WHAT YOU WILL DO> Report every line in the listing that contains the string "from".

DATA SECTION>
= = =
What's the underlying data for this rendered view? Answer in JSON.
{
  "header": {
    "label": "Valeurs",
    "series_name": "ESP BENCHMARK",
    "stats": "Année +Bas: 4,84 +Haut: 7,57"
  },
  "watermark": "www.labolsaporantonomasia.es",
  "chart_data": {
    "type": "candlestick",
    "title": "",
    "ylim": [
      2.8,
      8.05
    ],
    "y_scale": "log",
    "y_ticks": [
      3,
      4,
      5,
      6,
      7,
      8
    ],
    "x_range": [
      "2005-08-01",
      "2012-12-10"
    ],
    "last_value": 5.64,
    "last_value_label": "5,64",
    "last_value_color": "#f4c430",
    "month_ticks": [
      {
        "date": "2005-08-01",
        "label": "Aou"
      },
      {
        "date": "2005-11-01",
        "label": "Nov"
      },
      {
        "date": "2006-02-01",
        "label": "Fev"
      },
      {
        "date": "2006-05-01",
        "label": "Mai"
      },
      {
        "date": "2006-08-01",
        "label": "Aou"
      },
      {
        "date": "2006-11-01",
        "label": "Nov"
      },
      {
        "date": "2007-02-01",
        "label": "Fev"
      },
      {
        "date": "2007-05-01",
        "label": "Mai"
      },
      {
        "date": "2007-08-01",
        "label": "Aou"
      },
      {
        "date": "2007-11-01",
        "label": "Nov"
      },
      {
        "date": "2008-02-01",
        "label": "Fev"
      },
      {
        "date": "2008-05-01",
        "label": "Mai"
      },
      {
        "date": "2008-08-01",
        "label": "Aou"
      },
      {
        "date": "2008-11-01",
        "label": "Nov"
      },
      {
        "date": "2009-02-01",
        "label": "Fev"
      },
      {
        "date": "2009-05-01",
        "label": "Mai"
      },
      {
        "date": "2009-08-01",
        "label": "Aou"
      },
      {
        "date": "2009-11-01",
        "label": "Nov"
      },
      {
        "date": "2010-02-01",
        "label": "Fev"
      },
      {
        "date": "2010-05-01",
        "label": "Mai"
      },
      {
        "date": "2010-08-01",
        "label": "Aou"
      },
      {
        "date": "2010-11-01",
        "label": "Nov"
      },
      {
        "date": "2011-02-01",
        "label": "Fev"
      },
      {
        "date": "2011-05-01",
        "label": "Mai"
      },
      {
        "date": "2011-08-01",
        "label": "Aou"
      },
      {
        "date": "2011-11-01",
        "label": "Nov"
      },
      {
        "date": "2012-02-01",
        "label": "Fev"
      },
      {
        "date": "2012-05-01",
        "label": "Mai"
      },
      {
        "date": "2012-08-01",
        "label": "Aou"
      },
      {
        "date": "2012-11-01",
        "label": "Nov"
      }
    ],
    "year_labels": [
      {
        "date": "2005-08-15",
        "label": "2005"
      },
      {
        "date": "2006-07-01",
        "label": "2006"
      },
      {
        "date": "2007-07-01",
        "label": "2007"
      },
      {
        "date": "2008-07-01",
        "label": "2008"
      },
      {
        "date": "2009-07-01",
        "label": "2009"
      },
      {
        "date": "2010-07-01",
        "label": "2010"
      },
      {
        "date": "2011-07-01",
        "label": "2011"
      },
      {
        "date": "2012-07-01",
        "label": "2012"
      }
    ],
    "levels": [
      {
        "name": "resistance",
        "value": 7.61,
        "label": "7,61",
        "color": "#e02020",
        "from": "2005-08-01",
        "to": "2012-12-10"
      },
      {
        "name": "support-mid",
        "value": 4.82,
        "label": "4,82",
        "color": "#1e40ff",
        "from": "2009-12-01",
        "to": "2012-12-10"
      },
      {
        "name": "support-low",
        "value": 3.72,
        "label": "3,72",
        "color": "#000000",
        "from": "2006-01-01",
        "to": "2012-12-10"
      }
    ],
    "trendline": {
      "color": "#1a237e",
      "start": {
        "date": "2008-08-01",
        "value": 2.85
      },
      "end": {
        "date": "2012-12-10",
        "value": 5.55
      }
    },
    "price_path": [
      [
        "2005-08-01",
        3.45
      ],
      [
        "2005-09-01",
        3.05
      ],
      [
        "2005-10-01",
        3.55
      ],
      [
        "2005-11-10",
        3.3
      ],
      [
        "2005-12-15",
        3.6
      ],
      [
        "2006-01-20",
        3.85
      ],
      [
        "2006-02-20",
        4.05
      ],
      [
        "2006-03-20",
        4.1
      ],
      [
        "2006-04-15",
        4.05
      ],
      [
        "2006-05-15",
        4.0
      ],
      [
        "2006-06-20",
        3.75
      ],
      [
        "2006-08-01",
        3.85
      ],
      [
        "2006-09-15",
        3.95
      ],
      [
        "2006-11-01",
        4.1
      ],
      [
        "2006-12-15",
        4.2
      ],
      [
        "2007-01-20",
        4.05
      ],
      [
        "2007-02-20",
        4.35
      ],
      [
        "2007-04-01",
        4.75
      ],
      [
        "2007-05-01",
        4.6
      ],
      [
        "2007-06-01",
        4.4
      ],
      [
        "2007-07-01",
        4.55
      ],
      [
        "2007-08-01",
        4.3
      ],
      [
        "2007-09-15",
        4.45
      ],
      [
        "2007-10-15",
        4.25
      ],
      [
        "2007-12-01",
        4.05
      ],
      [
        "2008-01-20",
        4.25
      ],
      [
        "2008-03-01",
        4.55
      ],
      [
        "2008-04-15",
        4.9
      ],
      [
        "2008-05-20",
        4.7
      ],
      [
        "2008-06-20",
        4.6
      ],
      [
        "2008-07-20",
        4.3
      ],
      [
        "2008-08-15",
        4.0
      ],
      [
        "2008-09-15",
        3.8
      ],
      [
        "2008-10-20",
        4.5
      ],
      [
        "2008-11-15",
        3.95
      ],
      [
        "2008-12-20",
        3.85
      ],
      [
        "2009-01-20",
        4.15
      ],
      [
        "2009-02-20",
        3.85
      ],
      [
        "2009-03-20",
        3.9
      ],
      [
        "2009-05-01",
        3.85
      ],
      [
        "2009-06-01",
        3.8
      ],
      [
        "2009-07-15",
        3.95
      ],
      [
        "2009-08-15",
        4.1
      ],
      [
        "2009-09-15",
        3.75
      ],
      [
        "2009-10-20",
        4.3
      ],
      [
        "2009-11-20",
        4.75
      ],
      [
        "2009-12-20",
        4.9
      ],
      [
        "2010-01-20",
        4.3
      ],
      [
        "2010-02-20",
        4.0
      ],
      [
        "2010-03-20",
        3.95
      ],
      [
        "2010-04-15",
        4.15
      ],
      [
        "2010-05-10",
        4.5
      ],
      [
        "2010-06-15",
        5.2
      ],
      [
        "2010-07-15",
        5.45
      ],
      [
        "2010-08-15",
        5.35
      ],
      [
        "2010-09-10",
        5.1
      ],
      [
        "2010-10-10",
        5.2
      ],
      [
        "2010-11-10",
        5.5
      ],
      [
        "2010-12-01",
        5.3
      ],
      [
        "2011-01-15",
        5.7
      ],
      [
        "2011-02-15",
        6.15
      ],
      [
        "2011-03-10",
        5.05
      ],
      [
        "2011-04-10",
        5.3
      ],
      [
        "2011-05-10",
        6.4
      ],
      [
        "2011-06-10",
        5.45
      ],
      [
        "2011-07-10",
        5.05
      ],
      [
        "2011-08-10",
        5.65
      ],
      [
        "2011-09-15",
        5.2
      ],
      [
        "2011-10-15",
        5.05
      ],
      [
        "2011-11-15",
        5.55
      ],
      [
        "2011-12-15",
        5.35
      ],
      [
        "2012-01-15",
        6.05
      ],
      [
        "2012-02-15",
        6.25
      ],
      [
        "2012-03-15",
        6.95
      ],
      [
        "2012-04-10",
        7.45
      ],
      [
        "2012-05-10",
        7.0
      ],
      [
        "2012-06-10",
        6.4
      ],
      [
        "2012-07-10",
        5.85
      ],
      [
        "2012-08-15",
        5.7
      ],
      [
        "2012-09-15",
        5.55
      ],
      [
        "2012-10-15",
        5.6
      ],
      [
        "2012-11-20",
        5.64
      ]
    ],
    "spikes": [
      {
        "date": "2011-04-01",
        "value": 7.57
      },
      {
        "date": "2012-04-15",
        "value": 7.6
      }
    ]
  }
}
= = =
SOLUTION TO THE PROBLEM>
        "from": "2005-08-01",
        "from": "2009-12-01",
        "from": "2006-01-01",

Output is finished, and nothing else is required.